▸ Task brief:
Print the listing exactly as it stands, and skip any pictures in it.
----
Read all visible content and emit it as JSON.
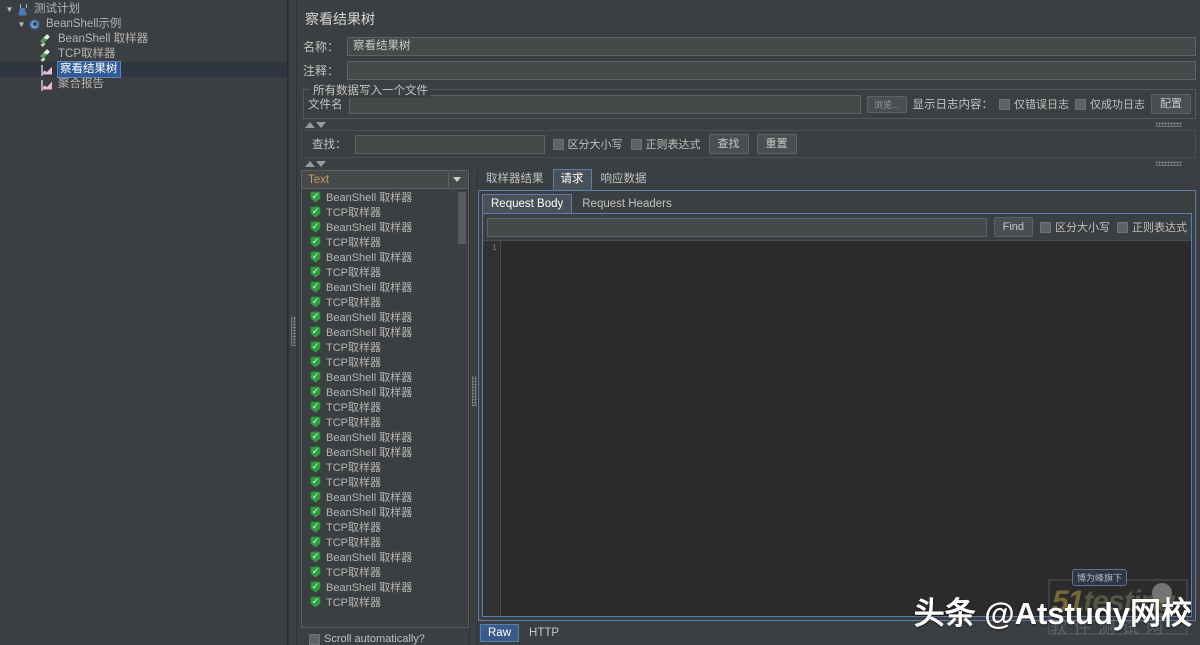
{
  "tree": {
    "nodes": [
      {
        "label": "测试计划",
        "level": 0,
        "icon": "flask-icon",
        "twisty": "▼",
        "selected": false
      },
      {
        "label": "BeanShell示例",
        "level": 1,
        "icon": "gear-icon",
        "twisty": "▼",
        "selected": false
      },
      {
        "label": "BeanShell 取样器",
        "level": 2,
        "icon": "pen-icon",
        "twisty": "",
        "selected": false
      },
      {
        "label": "TCP取样器",
        "level": 2,
        "icon": "pen-icon",
        "twisty": "",
        "selected": false
      },
      {
        "label": "察看结果树",
        "level": 2,
        "icon": "chart-icon",
        "twisty": "",
        "selected": true
      },
      {
        "label": "聚合报告",
        "level": 2,
        "icon": "chart-icon",
        "twisty": "",
        "selected": false
      }
    ]
  },
  "panel": {
    "title": "察看结果树",
    "name_label": "名称：",
    "name_value": "察看结果树",
    "comment_label": "注释：",
    "comment_value": "",
    "filegroup": {
      "legend": "所有数据写入一个文件",
      "filename_label": "文件名",
      "filename_value": "",
      "browse_button": "浏览...",
      "log_content_label": "显示日志内容：",
      "errors_only": "仅错误日志",
      "success_only": "仅成功日志",
      "config_button": "配置"
    },
    "search": {
      "label": "查找：",
      "value": "",
      "case_sensitive": "区分大小写",
      "regex": "正则表达式",
      "find_button": "查找",
      "reset_button": "重置"
    }
  },
  "results": {
    "renderer_selected": "Text",
    "scroll_auto_label": "Scroll automatically?",
    "items": [
      "BeanShell 取样器",
      "TCP取样器",
      "BeanShell 取样器",
      "TCP取样器",
      "BeanShell 取样器",
      "TCP取样器",
      "BeanShell 取样器",
      "TCP取样器",
      "BeanShell 取样器",
      "BeanShell 取样器",
      "TCP取样器",
      "TCP取样器",
      "BeanShell 取样器",
      "BeanShell 取样器",
      "TCP取样器",
      "TCP取样器",
      "BeanShell 取样器",
      "BeanShell 取样器",
      "TCP取样器",
      "TCP取样器",
      "BeanShell 取样器",
      "BeanShell 取样器",
      "TCP取样器",
      "TCP取样器",
      "BeanShell 取样器",
      "TCP取样器",
      "BeanShell 取样器",
      "TCP取样器"
    ]
  },
  "detail": {
    "tabs": [
      {
        "label": "取样器结果",
        "active": false
      },
      {
        "label": "请求",
        "active": true
      },
      {
        "label": "响应数据",
        "active": false
      }
    ],
    "subtabs": [
      {
        "label": "Request Body",
        "active": true
      },
      {
        "label": "Request Headers",
        "active": false
      }
    ],
    "find": {
      "value": "",
      "button": "Find",
      "case_sensitive": "区分大小写",
      "regex": "正则表达式"
    },
    "editor": {
      "line_number": "1",
      "content": ""
    },
    "rawtabs": [
      {
        "label": "Raw",
        "active": true
      },
      {
        "label": "HTTP",
        "active": false
      }
    ]
  },
  "watermark": {
    "badge": "博为峰旗下",
    "brand_51": "51",
    "brand_testing": "testing",
    "brand_cn": "软件测试网",
    "overlay": "头条 @Atstudy网校"
  },
  "colors": {
    "background": "#3c3f41",
    "selection_blue": "#2e5a96",
    "tab_border": "#5c7fb0",
    "editor_bg": "#2b2b2b",
    "success_green": "#2f9e3f",
    "combo_text": "#cc9b5f"
  }
}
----
▸ Problem solution:
Read all visible content and emit it as JSON.
{
  "tree": {
    "nodes": [
      {
        "label": "测试计划",
        "level": 0,
        "icon": "flask-icon",
        "twisty": "▼",
        "selected": false
      },
      {
        "label": "BeanShell示例",
        "level": 1,
        "icon": "gear-icon",
        "twisty": "▼",
        "selected": false
      },
      {
        "label": "BeanShell 取样器",
        "level": 2,
        "icon": "pen-icon",
        "twisty": "",
        "selected": false
      },
      {
        "label": "TCP取样器",
        "level": 2,
        "icon": "pen-icon",
        "twisty": "",
        "selected": false
      },
      {
        "label": "察看结果树",
        "level": 2,
        "icon": "chart-icon",
        "twisty": "",
        "selected": true
      },
      {
        "label": "聚合报告",
        "level": 2,
        "icon": "chart-icon",
        "twisty": "",
        "selected": false
      }
    ]
  },
  "panel": {
    "title": "察看结果树",
    "name_label": "名称：",
    "name_value": "察看结果树",
    "comment_label": "注释：",
    "comment_value": "",
    "filegroup": {
      "legend": "所有数据写入一个文件",
      "filename_label": "文件名",
      "filename_value": "",
      "browse_button": "浏览...",
      "log_content_label": "显示日志内容：",
      "errors_only": "仅错误日志",
      "success_only": "仅成功日志",
      "config_button": "配置"
    },
    "search": {
      "label": "查找：",
      "value": "",
      "case_sensitive": "区分大小写",
      "regex": "正则表达式",
      "find_button": "查找",
      "reset_button": "重置"
    }
  },
  "results": {
    "renderer_selected": "Text",
    "scroll_auto_label": "Scroll automatically?",
    "items": [
      "BeanShell 取样器",
      "TCP取样器",
      "BeanShell 取样器",
      "TCP取样器",
      "BeanShell 取样器",
      "TCP取样器",
      "BeanShell 取样器",
      "TCP取样器",
      "BeanShell 取样器",
      "BeanShell 取样器",
      "TCP取样器",
      "TCP取样器",
      "BeanShell 取样器",
      "BeanShell 取样器",
      "TCP取样器",
      "TCP取样器",
      "BeanShell 取样器",
      "BeanShell 取样器",
      "TCP取样器",
      "TCP取样器",
      "BeanShell 取样器",
      "BeanShell 取样器",
      "TCP取样器",
      "TCP取样器",
      "BeanShell 取样器",
      "TCP取样器",
      "BeanShell 取样器",
      "TCP取样器"
    ]
  },
  "detail": {
    "tabs": [
      {
        "label": "取样器结果",
        "active": false
      },
      {
        "label": "请求",
        "active": true
      },
      {
        "label": "响应数据",
        "active": false
      }
    ],
    "subtabs": [
      {
        "label": "Request Body",
        "active": true
      },
      {
        "label": "Request Headers",
        "active": false
      }
    ],
    "find": {
      "value": "",
      "button": "Find",
      "case_sensitive": "区分大小写",
      "regex": "正则表达式"
    },
    "editor": {
      "line_number": "1",
      "content": ""
    },
    "rawtabs": [
      {
        "label": "Raw",
        "active": true
      },
      {
        "label": "HTTP",
        "active": false
      }
    ]
  },
  "watermark": {
    "badge": "博为峰旗下",
    "brand_51": "51",
    "brand_testing": "testing",
    "brand_cn": "软件测试网",
    "overlay": "头条 @Atstudy网校"
  },
  "colors": {
    "background": "#3c3f41",
    "selection_blue": "#2e5a96",
    "tab_border": "#5c7fb0",
    "editor_bg": "#2b2b2b",
    "success_green": "#2f9e3f",
    "combo_text": "#cc9b5f"
  }
}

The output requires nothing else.